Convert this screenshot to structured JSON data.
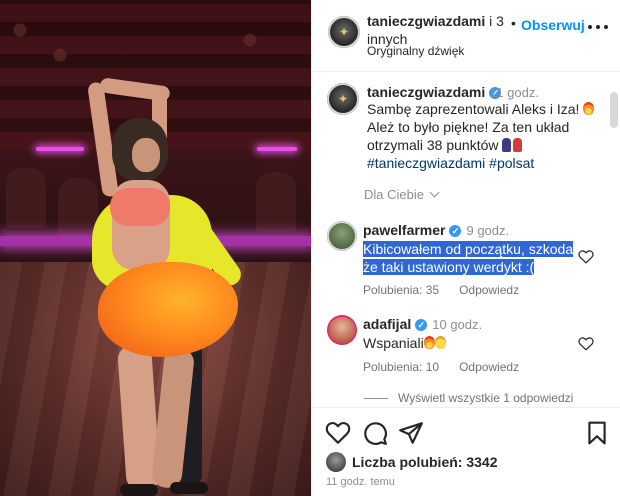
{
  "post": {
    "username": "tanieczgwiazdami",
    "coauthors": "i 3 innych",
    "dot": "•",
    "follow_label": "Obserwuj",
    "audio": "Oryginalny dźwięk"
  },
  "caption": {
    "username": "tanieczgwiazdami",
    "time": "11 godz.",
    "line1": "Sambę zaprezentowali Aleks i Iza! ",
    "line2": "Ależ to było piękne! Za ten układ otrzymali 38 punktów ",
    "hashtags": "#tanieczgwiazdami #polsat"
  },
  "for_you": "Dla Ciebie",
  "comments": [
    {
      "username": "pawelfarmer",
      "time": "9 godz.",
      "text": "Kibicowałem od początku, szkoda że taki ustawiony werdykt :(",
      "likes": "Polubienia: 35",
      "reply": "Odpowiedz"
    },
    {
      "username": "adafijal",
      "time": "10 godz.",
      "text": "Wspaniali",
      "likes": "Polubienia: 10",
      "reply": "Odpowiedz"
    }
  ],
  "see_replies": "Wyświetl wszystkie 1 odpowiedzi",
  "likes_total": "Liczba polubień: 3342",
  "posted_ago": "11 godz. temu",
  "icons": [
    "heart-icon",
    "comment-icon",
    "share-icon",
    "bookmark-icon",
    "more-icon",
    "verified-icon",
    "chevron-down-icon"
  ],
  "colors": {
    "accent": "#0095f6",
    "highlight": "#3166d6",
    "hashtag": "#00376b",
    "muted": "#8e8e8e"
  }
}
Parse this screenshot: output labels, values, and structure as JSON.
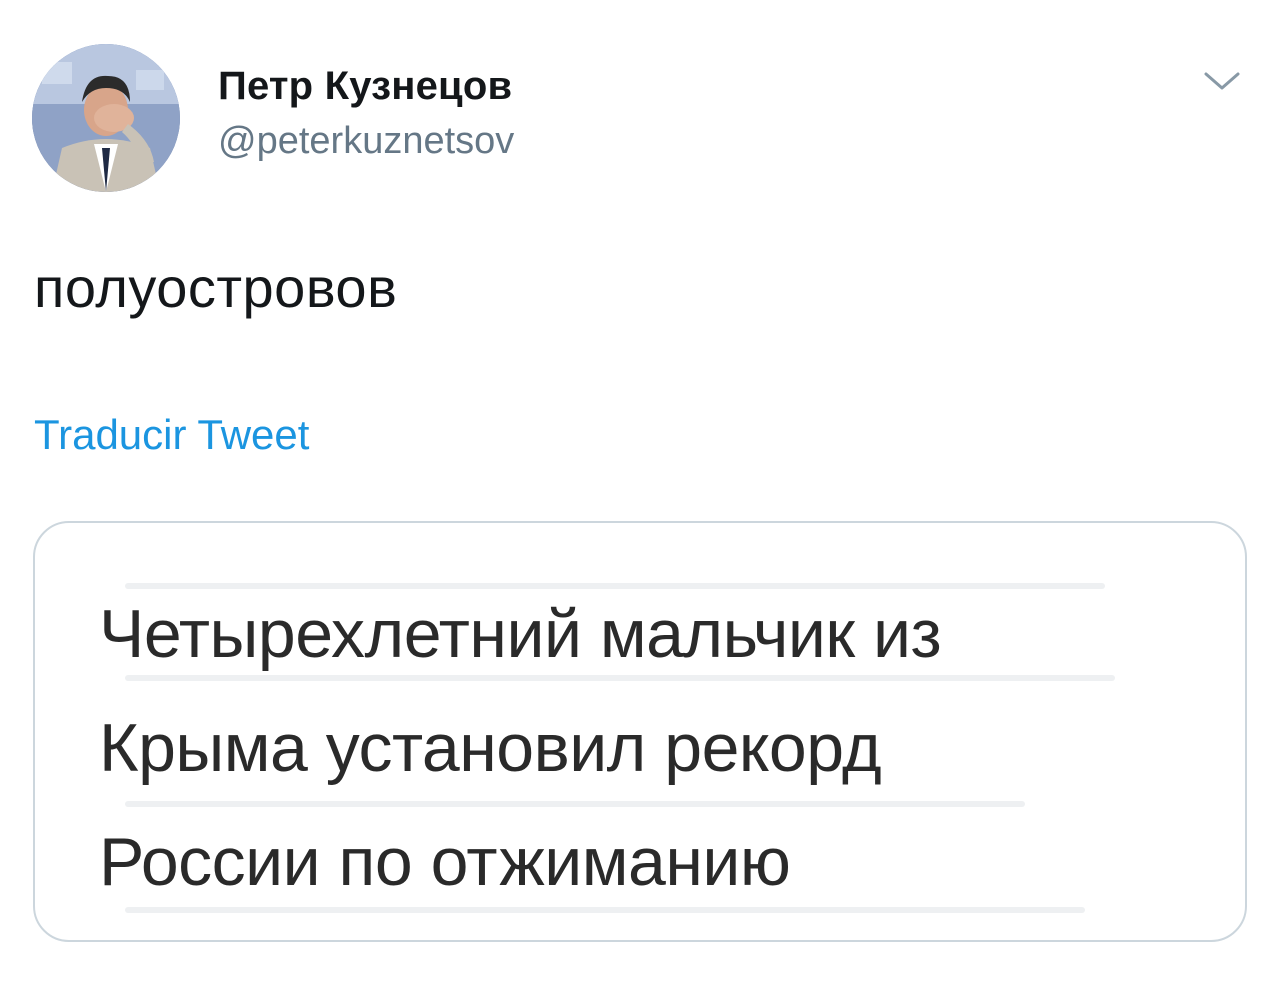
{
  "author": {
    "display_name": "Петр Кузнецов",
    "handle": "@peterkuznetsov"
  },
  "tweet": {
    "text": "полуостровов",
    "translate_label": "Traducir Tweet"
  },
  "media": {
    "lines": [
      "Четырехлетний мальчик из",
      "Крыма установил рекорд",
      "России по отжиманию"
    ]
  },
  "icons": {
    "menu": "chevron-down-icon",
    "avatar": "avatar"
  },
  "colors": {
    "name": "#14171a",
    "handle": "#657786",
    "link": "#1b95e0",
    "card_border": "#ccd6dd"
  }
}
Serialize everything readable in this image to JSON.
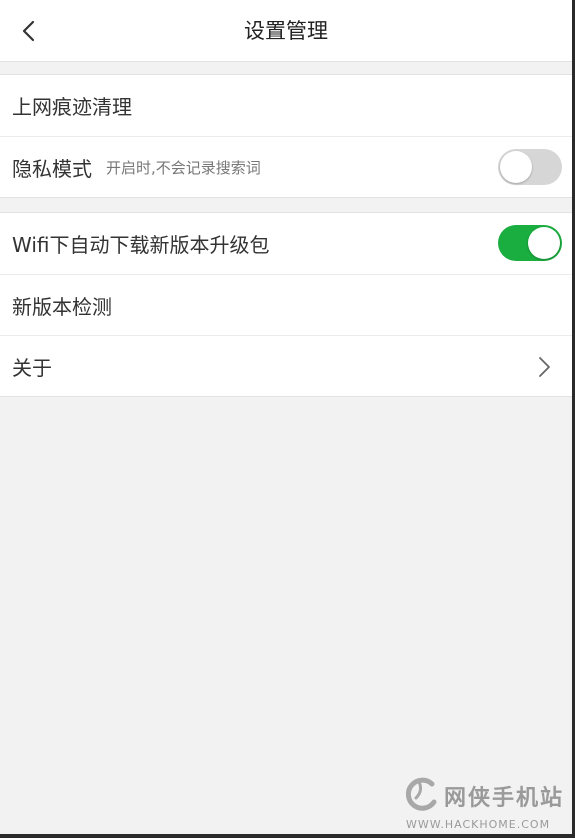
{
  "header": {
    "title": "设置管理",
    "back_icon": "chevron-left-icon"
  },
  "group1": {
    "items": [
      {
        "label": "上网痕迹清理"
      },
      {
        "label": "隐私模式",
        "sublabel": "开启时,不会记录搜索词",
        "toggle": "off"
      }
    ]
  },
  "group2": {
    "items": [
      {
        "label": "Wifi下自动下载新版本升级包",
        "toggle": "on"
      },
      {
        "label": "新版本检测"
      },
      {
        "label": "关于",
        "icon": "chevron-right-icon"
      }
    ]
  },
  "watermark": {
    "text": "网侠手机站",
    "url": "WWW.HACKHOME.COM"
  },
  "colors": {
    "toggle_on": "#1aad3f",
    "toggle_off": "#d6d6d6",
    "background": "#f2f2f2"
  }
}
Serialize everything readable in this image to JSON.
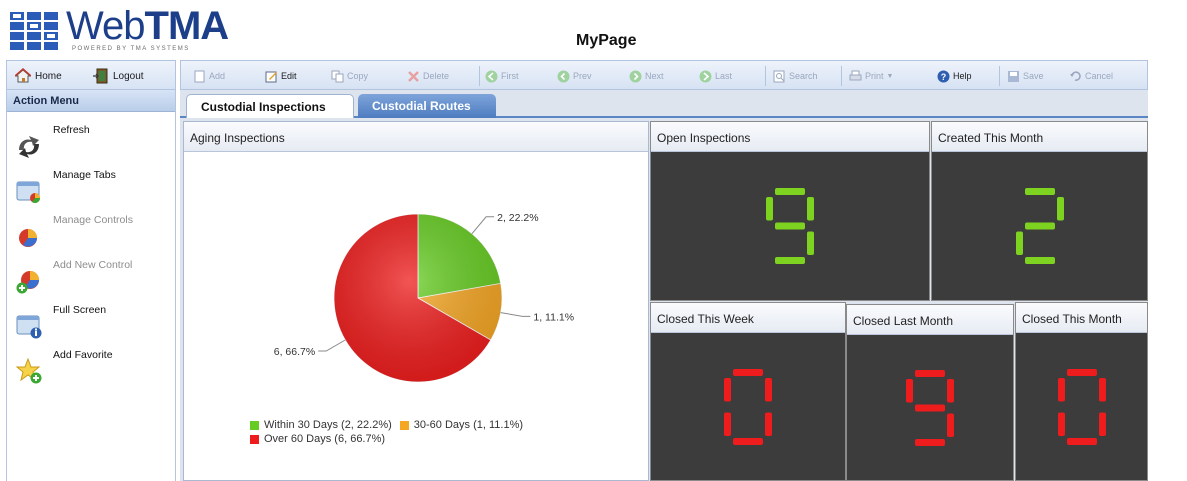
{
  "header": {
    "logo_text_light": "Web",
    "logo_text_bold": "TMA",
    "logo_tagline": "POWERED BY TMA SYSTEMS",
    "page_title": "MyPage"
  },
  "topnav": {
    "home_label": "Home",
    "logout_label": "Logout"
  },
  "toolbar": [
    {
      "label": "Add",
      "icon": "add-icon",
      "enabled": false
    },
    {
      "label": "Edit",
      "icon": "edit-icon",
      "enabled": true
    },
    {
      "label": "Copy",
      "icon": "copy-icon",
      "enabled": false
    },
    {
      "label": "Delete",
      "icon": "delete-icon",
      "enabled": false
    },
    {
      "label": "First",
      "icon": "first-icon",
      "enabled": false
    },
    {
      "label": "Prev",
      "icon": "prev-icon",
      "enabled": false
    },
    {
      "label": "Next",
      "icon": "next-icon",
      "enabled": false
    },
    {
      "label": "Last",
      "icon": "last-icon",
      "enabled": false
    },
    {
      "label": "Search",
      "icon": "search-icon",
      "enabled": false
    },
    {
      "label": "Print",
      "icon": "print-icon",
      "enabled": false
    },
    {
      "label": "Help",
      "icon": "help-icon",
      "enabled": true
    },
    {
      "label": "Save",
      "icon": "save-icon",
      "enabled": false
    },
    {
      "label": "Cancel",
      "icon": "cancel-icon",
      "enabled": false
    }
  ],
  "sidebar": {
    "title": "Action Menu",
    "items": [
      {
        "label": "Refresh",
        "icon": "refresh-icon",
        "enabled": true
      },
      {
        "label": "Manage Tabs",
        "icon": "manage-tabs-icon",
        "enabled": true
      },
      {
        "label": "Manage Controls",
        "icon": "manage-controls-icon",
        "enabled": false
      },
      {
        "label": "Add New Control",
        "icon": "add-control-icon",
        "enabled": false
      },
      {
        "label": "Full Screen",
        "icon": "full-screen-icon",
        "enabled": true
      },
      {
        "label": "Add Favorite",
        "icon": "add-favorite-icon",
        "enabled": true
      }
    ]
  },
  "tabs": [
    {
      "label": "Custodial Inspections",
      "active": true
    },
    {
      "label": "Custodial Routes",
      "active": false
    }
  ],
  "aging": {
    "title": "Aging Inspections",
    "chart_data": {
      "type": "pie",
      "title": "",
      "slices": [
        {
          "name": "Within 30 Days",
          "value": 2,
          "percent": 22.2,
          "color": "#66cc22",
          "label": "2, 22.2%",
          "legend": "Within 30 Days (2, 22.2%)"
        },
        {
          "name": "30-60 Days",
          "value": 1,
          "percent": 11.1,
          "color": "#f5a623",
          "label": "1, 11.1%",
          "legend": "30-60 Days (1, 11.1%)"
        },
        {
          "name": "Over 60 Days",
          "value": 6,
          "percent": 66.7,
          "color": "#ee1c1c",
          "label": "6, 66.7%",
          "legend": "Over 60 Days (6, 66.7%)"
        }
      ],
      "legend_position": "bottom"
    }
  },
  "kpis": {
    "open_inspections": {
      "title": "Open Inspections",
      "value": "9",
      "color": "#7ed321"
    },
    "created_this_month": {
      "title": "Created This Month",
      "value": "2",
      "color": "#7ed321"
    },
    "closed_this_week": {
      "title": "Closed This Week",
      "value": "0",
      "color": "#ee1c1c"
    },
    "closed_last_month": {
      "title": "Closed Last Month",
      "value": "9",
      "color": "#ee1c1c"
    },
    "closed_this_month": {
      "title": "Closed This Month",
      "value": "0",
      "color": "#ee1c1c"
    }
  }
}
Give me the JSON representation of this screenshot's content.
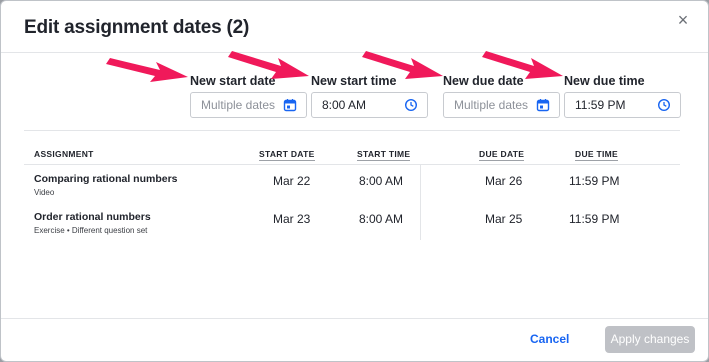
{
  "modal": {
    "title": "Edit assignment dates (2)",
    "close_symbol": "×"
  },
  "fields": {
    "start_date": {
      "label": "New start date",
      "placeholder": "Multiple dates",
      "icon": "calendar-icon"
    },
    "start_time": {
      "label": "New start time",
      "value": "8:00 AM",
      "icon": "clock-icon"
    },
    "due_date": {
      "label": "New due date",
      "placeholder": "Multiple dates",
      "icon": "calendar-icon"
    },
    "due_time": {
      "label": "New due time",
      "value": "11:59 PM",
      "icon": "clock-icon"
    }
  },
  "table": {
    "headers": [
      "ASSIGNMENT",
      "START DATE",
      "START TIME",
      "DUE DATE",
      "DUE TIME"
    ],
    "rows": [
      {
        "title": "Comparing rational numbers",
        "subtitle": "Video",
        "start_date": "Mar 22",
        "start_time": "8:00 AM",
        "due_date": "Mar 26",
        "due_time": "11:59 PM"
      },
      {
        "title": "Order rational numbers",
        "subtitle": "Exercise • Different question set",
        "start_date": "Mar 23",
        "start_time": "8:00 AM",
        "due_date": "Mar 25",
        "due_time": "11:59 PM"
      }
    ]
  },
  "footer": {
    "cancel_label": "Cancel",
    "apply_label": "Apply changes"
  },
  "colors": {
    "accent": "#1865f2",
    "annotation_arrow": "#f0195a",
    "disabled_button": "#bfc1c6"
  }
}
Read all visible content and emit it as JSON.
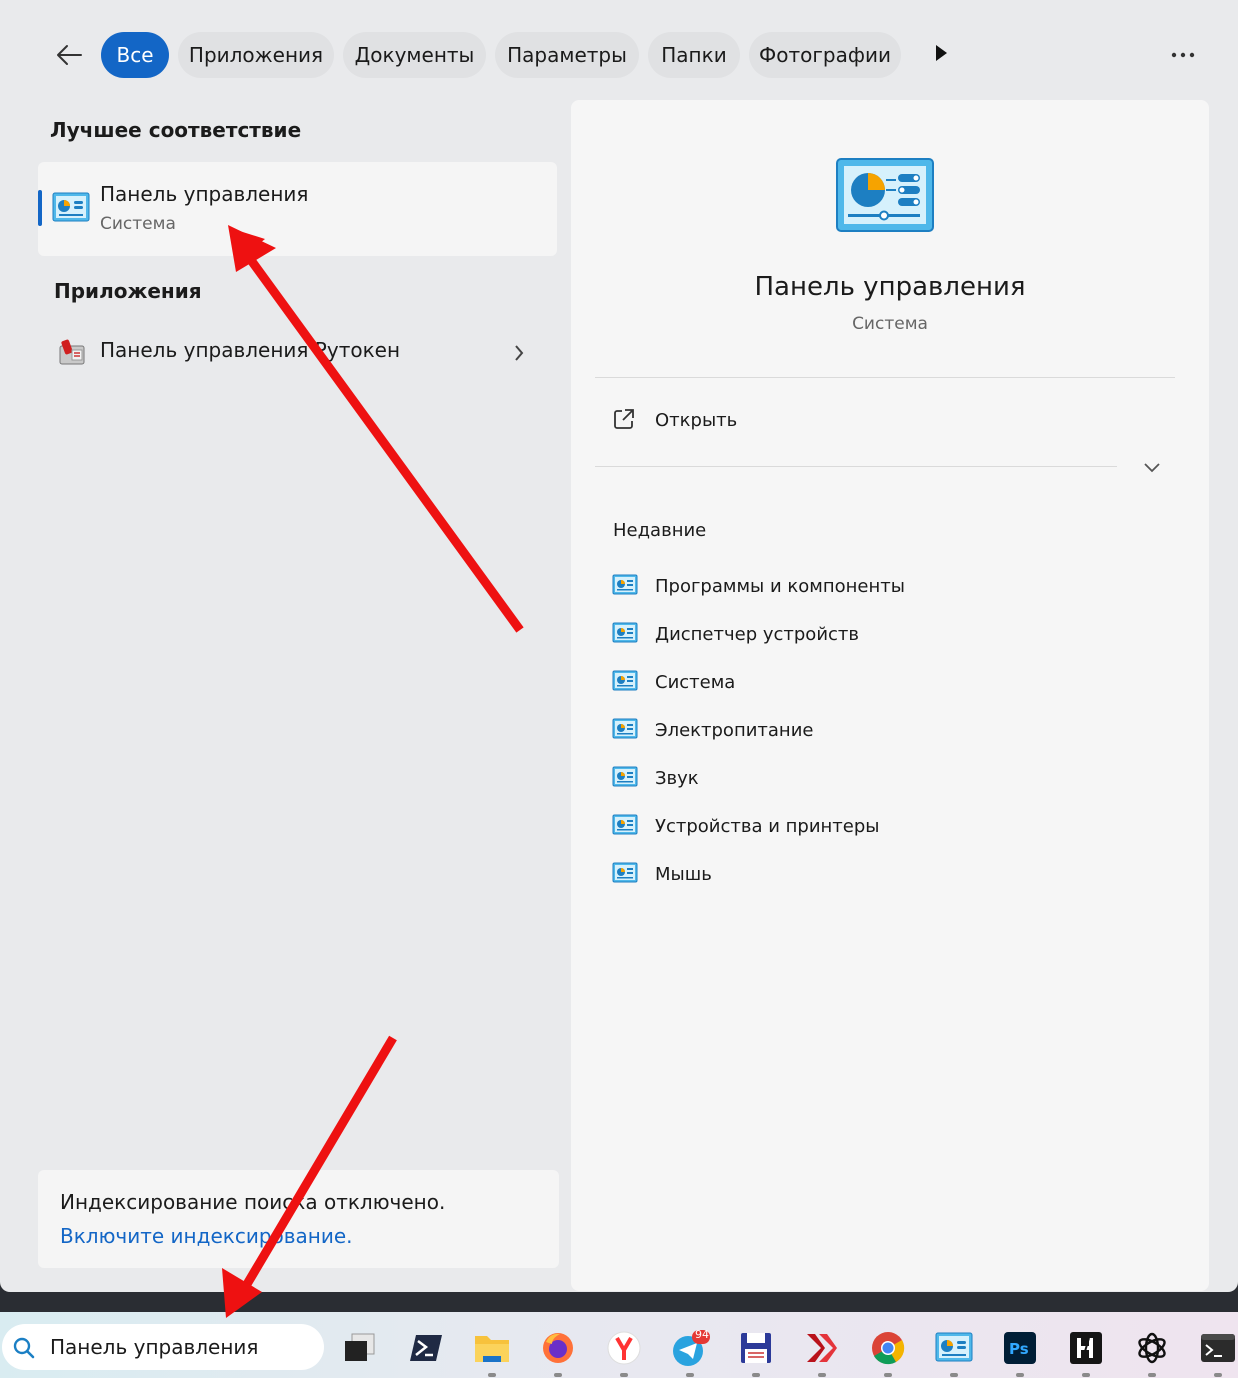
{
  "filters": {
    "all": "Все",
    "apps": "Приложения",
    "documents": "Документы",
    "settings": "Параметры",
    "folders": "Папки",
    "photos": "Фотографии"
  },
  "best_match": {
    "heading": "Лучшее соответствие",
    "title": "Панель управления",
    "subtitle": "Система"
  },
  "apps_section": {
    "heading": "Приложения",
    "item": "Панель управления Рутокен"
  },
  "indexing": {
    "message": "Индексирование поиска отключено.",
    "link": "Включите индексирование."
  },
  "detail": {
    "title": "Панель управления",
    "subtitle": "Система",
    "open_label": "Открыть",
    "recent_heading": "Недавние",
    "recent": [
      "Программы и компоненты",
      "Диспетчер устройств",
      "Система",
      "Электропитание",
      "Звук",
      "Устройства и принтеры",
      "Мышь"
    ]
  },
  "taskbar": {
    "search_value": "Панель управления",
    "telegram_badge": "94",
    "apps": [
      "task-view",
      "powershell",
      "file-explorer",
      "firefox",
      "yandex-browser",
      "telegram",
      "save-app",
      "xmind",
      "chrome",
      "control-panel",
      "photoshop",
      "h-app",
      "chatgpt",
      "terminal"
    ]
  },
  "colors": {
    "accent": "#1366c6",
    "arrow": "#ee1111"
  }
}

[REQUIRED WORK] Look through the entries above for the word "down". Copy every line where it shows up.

[WRITTEN SOLUTION]
    "chevron-down-icon"
    "menu": "chevron-down-icon",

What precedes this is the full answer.